** Opening PROVIDED ENTRIES block **

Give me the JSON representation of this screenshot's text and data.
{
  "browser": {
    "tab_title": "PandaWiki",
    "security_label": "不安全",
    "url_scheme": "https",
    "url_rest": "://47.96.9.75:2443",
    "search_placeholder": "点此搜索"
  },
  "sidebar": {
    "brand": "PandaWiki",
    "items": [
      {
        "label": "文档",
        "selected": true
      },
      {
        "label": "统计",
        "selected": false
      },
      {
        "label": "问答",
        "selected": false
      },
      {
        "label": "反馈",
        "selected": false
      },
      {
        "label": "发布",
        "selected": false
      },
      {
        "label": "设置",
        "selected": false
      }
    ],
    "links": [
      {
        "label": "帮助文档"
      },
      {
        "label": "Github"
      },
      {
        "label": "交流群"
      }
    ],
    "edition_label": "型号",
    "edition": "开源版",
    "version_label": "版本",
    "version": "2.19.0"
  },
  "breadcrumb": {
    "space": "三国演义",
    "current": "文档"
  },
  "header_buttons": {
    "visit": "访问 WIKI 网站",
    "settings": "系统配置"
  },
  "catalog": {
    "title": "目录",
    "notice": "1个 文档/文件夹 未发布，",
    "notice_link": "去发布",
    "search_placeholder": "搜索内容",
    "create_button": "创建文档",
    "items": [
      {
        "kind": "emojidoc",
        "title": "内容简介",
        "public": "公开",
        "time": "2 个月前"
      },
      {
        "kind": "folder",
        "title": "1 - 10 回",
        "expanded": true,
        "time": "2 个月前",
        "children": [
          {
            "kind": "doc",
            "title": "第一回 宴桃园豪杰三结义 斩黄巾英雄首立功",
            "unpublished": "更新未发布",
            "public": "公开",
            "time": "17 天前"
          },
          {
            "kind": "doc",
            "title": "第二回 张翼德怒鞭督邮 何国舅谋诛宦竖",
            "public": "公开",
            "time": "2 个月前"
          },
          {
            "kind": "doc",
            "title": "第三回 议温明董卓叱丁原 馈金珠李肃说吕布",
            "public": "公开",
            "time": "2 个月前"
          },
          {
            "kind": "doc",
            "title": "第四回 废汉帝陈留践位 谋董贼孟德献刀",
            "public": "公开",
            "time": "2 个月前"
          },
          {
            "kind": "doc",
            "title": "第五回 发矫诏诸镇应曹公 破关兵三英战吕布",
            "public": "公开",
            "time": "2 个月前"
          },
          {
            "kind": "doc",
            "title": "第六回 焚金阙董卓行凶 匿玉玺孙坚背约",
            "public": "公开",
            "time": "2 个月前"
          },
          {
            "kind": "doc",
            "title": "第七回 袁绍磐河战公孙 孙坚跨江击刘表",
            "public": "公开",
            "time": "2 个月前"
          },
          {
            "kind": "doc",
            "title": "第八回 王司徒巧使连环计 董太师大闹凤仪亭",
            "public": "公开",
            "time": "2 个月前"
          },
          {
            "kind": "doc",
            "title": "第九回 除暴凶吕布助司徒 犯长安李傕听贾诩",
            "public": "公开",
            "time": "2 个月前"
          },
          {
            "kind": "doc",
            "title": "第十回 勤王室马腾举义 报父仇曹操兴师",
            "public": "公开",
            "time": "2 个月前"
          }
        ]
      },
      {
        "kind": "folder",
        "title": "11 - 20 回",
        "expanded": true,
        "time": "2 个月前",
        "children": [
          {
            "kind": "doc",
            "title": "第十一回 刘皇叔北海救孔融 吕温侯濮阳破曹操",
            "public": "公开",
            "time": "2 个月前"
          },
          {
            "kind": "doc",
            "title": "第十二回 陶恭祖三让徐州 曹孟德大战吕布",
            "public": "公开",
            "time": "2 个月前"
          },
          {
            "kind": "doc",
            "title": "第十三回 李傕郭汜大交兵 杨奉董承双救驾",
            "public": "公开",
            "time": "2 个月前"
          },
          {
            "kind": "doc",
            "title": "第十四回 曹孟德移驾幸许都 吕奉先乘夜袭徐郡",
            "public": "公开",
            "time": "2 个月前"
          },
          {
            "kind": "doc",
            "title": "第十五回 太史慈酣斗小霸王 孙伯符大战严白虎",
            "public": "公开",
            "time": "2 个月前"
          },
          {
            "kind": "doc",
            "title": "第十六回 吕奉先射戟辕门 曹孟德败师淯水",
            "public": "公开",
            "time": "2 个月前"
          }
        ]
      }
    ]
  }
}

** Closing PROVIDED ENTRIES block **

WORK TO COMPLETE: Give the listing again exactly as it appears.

YOUR RESPONSE:
Give me the JSON representation of this screenshot's text and data.
{
  "browser": {
    "tab_title": "PandaWiki",
    "security_label": "不安全",
    "url_scheme": "https",
    "url_rest": "://47.96.9.75:2443",
    "search_placeholder": "点此搜索"
  },
  "sidebar": {
    "brand": "PandaWiki",
    "items": [
      {
        "label": "文档",
        "selected": true
      },
      {
        "label": "统计",
        "selected": false
      },
      {
        "label": "问答",
        "selected": false
      },
      {
        "label": "反馈",
        "selected": false
      },
      {
        "label": "发布",
        "selected": false
      },
      {
        "label": "设置",
        "selected": false
      }
    ],
    "links": [
      {
        "label": "帮助文档"
      },
      {
        "label": "Github"
      },
      {
        "label": "交流群"
      }
    ],
    "edition_label": "型号",
    "edition": "开源版",
    "version_label": "版本",
    "version": "2.19.0"
  },
  "breadcrumb": {
    "space": "三国演义",
    "current": "文档"
  },
  "header_buttons": {
    "visit": "访问 WIKI 网站",
    "settings": "系统配置"
  },
  "catalog": {
    "title": "目录",
    "notice": "1个 文档/文件夹 未发布，",
    "notice_link": "去发布",
    "search_placeholder": "搜索内容",
    "create_button": "创建文档",
    "items": [
      {
        "kind": "emojidoc",
        "title": "内容简介",
        "public": "公开",
        "time": "2 个月前"
      },
      {
        "kind": "folder",
        "title": "1 - 10 回",
        "expanded": true,
        "time": "2 个月前",
        "children": [
          {
            "kind": "doc",
            "title": "第一回 宴桃园豪杰三结义 斩黄巾英雄首立功",
            "unpublished": "更新未发布",
            "public": "公开",
            "time": "17 天前"
          },
          {
            "kind": "doc",
            "title": "第二回 张翼德怒鞭督邮 何国舅谋诛宦竖",
            "public": "公开",
            "time": "2 个月前"
          },
          {
            "kind": "doc",
            "title": "第三回 议温明董卓叱丁原 馈金珠李肃说吕布",
            "public": "公开",
            "time": "2 个月前"
          },
          {
            "kind": "doc",
            "title": "第四回 废汉帝陈留践位 谋董贼孟德献刀",
            "public": "公开",
            "time": "2 个月前"
          },
          {
            "kind": "doc",
            "title": "第五回 发矫诏诸镇应曹公 破关兵三英战吕布",
            "public": "公开",
            "time": "2 个月前"
          },
          {
            "kind": "doc",
            "title": "第六回 焚金阙董卓行凶 匿玉玺孙坚背约",
            "public": "公开",
            "time": "2 个月前"
          },
          {
            "kind": "doc",
            "title": "第七回 袁绍磐河战公孙 孙坚跨江击刘表",
            "public": "公开",
            "time": "2 个月前"
          },
          {
            "kind": "doc",
            "title": "第八回 王司徒巧使连环计 董太师大闹凤仪亭",
            "public": "公开",
            "time": "2 个月前"
          },
          {
            "kind": "doc",
            "title": "第九回 除暴凶吕布助司徒 犯长安李傕听贾诩",
            "public": "公开",
            "time": "2 个月前"
          },
          {
            "kind": "doc",
            "title": "第十回 勤王室马腾举义 报父仇曹操兴师",
            "public": "公开",
            "time": "2 个月前"
          }
        ]
      },
      {
        "kind": "folder",
        "title": "11 - 20 回",
        "expanded": true,
        "time": "2 个月前",
        "children": [
          {
            "kind": "doc",
            "title": "第十一回 刘皇叔北海救孔融 吕温侯濮阳破曹操",
            "public": "公开",
            "time": "2 个月前"
          },
          {
            "kind": "doc",
            "title": "第十二回 陶恭祖三让徐州 曹孟德大战吕布",
            "public": "公开",
            "time": "2 个月前"
          },
          {
            "kind": "doc",
            "title": "第十三回 李傕郭汜大交兵 杨奉董承双救驾",
            "public": "公开",
            "time": "2 个月前"
          },
          {
            "kind": "doc",
            "title": "第十四回 曹孟德移驾幸许都 吕奉先乘夜袭徐郡",
            "public": "公开",
            "time": "2 个月前"
          },
          {
            "kind": "doc",
            "title": "第十五回 太史慈酣斗小霸王 孙伯符大战严白虎",
            "public": "公开",
            "time": "2 个月前"
          },
          {
            "kind": "doc",
            "title": "第十六回 吕奉先射戟辕门 曹孟德败师淯水",
            "public": "公开",
            "time": "2 个月前"
          }
        ]
      }
    ]
  }
}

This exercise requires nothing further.